- As discussed extensively above, the Chicago Cubs will carry some considerable level of debt through at least 2019. To the extent the debt service payments and/or other restrictions related to the debt artificially limit the Cubs’ ability to spend revenue on the baseball side, those limitations may gradually ease over the course of the next five years. Understanding that there is $30 to $35 million in debt service currently paid annually, you can consider that figure extra revenue at some point in the near-term future, or perhaps by 2020, if the bulk of the debt is not paid down until 2019.
Taken together, it’s easy to see why the long-term business picture is a bright one, and why the Cubs are confident that their business plan will ably support the baseball plan. Future revenues have the potential to explode like a baseball kissing Javier Baez’s bat.

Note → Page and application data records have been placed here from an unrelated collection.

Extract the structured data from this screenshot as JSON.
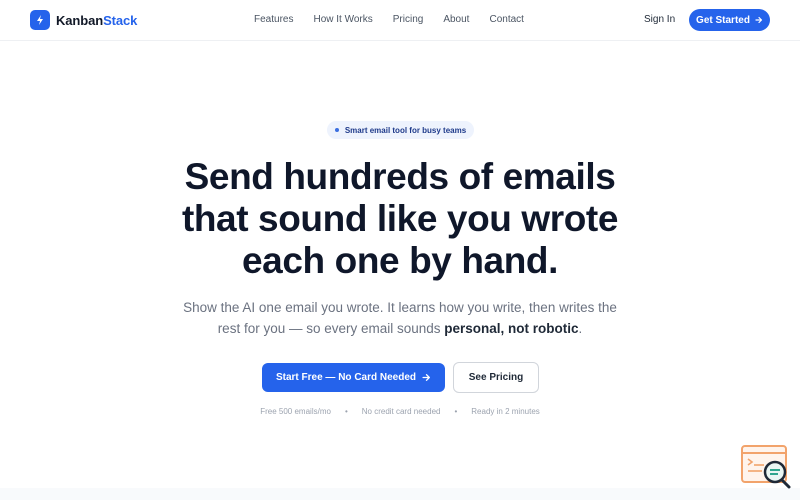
{
  "header": {
    "brand_prefix": "Kanban",
    "brand_suffix": "Stack",
    "nav": [
      "Features",
      "How It Works",
      "Pricing",
      "About",
      "Contact"
    ],
    "sign_in": "Sign In",
    "get_started": "Get Started"
  },
  "hero": {
    "badge": "Smart email tool for busy teams",
    "headline_line1": "Send hundreds of emails",
    "headline_line2": "that sound like you wrote",
    "headline_line3": "each one by hand.",
    "sub_text": "Show the AI one email you wrote. It learns how you write, then writes the rest for you — so every email sounds ",
    "sub_bold": "personal, not robotic",
    "sub_end": ".",
    "primary_cta": "Start Free — No Card Needed",
    "secondary_cta": "See Pricing",
    "meta": [
      "Free 500 emails/mo",
      "No credit card needed",
      "Ready in 2 minutes"
    ],
    "meta_separator": "•"
  },
  "colors": {
    "accent": "#2563eb",
    "heading": "#0f172a",
    "muted": "#6b7280"
  },
  "icons": {
    "brand": "lightning-bolt-icon",
    "arrow": "arrow-right-icon",
    "badge_dot": "dot-icon",
    "corner_widget": "search-document-icon"
  }
}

There are, of course, two caveats:
(1.) The bulk of the revenue increases won’t be hitting the books until 2019 or later. In other words, we may not see the organization’s vision and might fully realized for another five years. For a fan base that hangs on every day of the year, five years feels like an eternity; and
(2.) Any optimism that you would attach to these projections requires that you believe the Ricketts Family’s repeated pledge to put every dollar that comes in the door back into the organization. Increased revenues matter to fans only if that revenue translates into an improved baseball product. My research into the Chicago Cubs’ financial picture over the past four years has pretty clearly demonstrated that the Ricketts’ pledge has held up so far. For me, that buys enough trust that, when the revenues increase, so, too, will the spending (if not sooner). I understand the skeptical among you who need more proof. In time, the proof will come – one way or the other – as the baseball plan progresses, and the payroll money is either there, or it is not there, to support that plan.

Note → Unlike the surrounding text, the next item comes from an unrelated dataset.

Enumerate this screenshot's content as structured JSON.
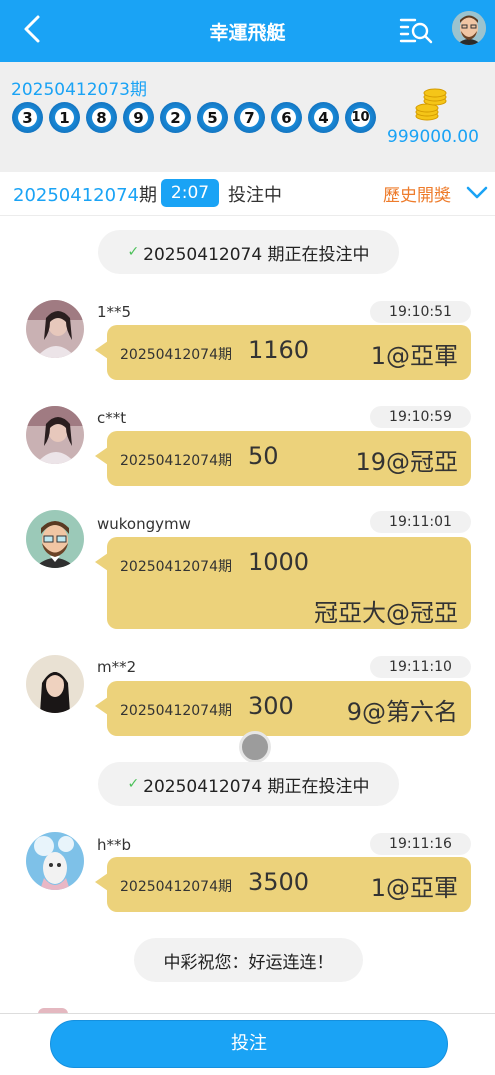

At the end of this process, particularly after candid conversations with Cubs officials, and after examining the financial state of affairs within the context of the current rebuild, I am as confident about the long-term future of the Cubs organization as I’ve ever been. Has everything gone as smoothly as it could have? No. There have been player misses and political misses, and there’s only so much even the best front office can do about the cosmic dice rolls that come along with the game of baseball. In the near-term, anticipating another rough season at the big league level is never fun in March and April. So it is with the 2014 Chicago Cubs, and, about that, I am disappointed.
But is the baseball plan still proceeding effectively? Yes. And is the business plan supporting that baseball plan in a way that positions the Cubs organization for long-term success? Yes. The goal is not a slightly more interesting team in 2014. The goal is having the kind of organization that can be a playoff contender every single year. That’s a lofty aspiration – one that Cubs fans certainly deserve – and it will take time to come to fruition.
Knowing now what I do about the realities of the Chicago Cubs’ financial situation in the last few years, I can appreciate even further the timing of the deep baseball-side rebuild and the syncing of the business plan and the baseball plan. Pairing the artificial need to control spending with a rebuilding plan overseen by a top tier front office seems like a pretty savvy way to kill two birds with one stone.
Even if nobody wished they had to kill one of those birds in the first place.